“We see what kind of content works, keep it open (freely available) for three or four hours, and if we have a lot of high external traffic and direct traffic, we’ll put the content behind a paywall,” Martin Jönsson, Head of Editorial Development at DN, told a WAN-IFRA conference. According to the publisher, this accounts for 60% of its conversion rate and an average 50 articles per week hit these criteria. This layered model, Jönsson said, helps the newspaper focus not just on acquisition of subscribers but how to figure out the right offer and the right pricing in order to get people to stay on for a long time. DN saw a surge in subscriptions during the pandemic when mon-subscribers were given free access to the DN website at different points, in return for their email addresses. It led to nearly 200,000 registrations, around 25% to 30% of which became paid subscribers. The Financial Times reported in September 2020, that DN was on its way to increasing operating profit by about 50% to nearly $20M, the publisher’s best performance since the 1990s.
ALSO SEE Kauppalehti (Finland), Denník SME (Slovakia)
The Donations Model
A growing number of publishers are turning to models that are free but ask the reader to volunteer a donation. This could be a payment in exchange for a membership package with additional access and benefits, as part of a non-profit news model or as an effort to keep news free so that readers who can afford to pay can underwrite those who cannot.
The Guardian (UK)
The Guardian has for years pioneered a system of combining contributors with subscribers. By the end 2020, following a surge of interest and support during the pandemic, Press Gazette reported that it had more than one million paying subscribers and regular contributors. This includes 352,000 subscriptions to its paid-for apps and tablet editions, and 548,000 recurring contributors – including people categorised as members and patrons. It also received 530,000 one-off donations as of figures reported in October 2020, On its ‘Support the Guardian’ option on the website, the newspaper gives readers the option to contribute £4-16 monthly, £75-500 annually, or £35-280 as a one-off donation. Or readers can choose any other amount under these heads to contribute. Alternatively, the purchase of a digital subscription offers readers access to the Guardian Daily App, The Guardian Live app and ad-free reading on The Guardian’s website.
ALSO SEE El Diario (Spain), The Wire (India)
In charting out the paywall spectrum and the different approaches that publishers are taking toward reader revenue we can see some major trends. The first is that paywall models are increasingly becoming more adaptive and personalised. Whether it’s fully AI driven or uses other reader behaviour metrics, there is an increasing recognition that there is no one size fits all strategy. At the same time, while some publishers have found success with a hard paywall model, most are shifting toward variations of a freemium model that understands the differing values of each story’s contribution to the business rather than a standard metred approach. There is also a broad consensus that some content should remain free in order for subscribers to grow.

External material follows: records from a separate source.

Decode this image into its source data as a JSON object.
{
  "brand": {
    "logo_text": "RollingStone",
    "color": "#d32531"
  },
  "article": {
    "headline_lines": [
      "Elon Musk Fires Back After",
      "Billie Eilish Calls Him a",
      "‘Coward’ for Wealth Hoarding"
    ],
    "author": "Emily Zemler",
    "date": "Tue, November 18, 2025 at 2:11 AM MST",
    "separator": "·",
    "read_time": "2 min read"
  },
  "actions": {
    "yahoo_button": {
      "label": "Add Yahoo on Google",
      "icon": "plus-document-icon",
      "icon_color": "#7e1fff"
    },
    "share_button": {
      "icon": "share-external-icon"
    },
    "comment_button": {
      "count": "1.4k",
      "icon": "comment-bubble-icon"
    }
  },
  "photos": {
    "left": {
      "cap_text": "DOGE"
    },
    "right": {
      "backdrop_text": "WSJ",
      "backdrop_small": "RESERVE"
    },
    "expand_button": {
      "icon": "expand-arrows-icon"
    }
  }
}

As Chartbeat notes, building paywalls requires close collaboration and alignment from several teams in a publishing organisation in order to understand the number behind reader engagement but also what types of content or products drive people to subscribe. So even as we recommend that all publishers should adopt this approach, we also reiterate one of our key messages in recent years: before getting caught up in how to charge, it is first essential to ensure that you have a unique, quality product that is worth paying for.